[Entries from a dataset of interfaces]
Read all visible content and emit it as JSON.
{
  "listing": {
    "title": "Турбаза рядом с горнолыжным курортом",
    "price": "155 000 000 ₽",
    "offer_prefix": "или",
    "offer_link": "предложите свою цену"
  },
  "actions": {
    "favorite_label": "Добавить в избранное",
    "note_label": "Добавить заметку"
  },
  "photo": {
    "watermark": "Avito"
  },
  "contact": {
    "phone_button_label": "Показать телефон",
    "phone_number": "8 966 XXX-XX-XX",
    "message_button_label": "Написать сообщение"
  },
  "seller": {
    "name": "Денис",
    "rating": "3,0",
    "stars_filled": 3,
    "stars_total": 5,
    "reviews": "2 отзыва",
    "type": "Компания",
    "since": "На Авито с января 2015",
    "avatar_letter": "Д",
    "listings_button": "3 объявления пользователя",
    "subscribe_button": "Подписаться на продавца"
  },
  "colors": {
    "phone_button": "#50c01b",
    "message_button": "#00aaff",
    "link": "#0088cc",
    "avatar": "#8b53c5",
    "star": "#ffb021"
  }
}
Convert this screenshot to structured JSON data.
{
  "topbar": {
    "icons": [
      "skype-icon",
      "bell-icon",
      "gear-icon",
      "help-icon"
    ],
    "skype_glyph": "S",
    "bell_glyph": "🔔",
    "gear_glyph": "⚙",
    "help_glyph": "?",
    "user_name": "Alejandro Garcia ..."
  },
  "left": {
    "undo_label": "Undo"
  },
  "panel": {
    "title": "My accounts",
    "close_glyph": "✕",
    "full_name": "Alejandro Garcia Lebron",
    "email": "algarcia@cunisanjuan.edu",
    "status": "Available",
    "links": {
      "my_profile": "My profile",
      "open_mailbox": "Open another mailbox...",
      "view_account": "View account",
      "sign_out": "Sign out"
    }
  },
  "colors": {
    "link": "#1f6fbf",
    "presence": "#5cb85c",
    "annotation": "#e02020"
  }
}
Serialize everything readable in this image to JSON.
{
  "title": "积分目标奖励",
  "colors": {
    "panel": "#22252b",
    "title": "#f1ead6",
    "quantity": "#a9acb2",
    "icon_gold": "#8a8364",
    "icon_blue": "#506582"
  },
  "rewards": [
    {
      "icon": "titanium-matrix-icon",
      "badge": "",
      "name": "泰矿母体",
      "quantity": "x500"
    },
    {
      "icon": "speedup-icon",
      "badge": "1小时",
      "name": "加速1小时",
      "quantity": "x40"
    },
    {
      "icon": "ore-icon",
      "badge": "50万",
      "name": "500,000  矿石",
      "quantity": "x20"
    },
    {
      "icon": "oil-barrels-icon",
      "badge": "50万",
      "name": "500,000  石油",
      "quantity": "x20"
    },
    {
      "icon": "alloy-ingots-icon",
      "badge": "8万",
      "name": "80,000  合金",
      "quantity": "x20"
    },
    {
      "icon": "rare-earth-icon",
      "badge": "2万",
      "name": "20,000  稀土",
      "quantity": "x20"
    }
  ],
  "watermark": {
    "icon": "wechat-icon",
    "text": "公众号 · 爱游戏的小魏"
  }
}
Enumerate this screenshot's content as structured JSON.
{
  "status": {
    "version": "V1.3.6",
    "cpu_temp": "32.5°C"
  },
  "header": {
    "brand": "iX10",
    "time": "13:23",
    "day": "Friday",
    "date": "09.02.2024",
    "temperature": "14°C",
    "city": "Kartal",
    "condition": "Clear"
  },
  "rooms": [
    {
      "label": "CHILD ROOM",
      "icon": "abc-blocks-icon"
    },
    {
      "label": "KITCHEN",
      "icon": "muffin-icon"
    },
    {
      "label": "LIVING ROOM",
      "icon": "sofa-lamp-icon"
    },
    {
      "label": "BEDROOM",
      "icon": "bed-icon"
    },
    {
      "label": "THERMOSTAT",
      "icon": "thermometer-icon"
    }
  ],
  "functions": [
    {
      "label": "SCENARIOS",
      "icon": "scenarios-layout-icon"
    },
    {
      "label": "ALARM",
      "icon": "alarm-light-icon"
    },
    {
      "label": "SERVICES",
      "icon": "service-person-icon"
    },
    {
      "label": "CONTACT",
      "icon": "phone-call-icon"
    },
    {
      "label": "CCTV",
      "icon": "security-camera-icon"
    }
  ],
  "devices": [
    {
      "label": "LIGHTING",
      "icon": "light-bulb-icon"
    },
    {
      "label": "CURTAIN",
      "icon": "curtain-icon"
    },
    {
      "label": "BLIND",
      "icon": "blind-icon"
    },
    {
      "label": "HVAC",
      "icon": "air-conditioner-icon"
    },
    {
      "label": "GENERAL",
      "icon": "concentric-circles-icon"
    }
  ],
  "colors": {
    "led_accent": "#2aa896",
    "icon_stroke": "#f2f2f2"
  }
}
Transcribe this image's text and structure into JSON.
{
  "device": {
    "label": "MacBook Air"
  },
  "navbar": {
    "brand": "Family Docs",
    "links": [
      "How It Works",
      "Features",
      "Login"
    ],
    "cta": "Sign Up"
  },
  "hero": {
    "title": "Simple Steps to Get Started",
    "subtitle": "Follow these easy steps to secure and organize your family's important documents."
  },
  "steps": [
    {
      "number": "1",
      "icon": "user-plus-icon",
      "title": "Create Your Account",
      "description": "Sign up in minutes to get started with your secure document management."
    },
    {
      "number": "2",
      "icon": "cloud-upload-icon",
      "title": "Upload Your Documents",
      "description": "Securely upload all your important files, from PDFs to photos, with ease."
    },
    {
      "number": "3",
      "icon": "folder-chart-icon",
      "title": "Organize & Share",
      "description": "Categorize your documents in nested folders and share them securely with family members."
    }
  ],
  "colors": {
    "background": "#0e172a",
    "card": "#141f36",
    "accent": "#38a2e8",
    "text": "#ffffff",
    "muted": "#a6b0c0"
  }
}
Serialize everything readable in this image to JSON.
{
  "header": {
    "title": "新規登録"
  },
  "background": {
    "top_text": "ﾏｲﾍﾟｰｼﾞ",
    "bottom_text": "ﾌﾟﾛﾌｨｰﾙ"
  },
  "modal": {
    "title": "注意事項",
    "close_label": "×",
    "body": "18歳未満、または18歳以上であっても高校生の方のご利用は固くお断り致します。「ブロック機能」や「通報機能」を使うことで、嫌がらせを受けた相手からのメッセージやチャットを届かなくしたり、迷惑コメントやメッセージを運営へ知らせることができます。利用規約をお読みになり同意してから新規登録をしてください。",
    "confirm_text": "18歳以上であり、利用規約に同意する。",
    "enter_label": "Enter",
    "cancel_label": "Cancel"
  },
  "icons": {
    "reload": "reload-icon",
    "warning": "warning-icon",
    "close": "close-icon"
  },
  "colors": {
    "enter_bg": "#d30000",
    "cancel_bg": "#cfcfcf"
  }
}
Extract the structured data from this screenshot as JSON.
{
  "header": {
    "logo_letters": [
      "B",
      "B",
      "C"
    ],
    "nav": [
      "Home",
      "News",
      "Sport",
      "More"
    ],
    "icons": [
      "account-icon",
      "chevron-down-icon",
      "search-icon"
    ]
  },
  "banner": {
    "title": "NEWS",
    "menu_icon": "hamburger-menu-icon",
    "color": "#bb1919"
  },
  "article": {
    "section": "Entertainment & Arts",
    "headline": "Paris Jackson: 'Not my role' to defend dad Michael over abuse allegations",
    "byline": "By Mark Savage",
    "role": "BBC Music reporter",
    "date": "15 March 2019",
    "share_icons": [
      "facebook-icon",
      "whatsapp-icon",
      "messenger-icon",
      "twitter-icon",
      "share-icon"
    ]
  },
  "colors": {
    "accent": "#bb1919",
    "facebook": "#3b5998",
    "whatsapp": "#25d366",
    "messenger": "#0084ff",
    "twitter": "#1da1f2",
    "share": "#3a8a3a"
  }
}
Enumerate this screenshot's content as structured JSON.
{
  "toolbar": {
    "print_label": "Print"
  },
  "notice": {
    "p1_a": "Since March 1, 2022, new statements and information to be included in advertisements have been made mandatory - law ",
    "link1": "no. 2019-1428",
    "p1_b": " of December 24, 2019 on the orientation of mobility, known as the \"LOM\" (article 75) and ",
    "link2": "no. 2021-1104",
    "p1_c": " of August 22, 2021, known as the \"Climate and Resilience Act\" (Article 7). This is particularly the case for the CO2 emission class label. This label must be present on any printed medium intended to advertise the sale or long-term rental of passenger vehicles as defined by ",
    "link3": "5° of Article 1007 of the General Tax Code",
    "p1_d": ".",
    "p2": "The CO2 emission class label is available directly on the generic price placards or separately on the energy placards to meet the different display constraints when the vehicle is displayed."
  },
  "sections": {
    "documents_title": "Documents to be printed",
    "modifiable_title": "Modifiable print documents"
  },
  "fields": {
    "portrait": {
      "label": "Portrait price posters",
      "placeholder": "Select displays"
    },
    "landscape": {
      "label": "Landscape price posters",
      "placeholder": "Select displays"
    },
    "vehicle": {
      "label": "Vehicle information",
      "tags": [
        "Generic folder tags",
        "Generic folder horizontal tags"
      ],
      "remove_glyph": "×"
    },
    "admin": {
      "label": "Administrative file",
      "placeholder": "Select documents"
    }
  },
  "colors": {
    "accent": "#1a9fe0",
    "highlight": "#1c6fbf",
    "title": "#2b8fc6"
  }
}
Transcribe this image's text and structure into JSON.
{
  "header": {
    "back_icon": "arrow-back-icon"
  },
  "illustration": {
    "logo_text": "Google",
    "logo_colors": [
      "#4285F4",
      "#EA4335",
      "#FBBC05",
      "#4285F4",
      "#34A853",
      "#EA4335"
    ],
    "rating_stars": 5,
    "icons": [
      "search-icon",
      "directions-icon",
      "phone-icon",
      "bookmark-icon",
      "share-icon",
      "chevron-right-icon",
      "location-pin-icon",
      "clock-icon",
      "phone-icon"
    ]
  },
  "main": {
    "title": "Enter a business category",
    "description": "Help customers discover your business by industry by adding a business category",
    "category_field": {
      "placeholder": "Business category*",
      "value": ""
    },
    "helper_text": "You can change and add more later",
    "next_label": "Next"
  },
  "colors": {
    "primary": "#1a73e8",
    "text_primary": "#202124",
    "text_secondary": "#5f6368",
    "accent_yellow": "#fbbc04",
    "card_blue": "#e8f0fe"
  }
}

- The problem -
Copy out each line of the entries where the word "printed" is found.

- Solved problem -
    "p1_c": " of August 22, 2021, known as the \"Climate and Resilience Act\" (Article 7). This is particularly the case for the CO2 emission class label. This label must be present on any printed medium intended to advertise the sale or long-term rental of passenger vehicles as defined by ",
    "documents_title": "Documents to be printed",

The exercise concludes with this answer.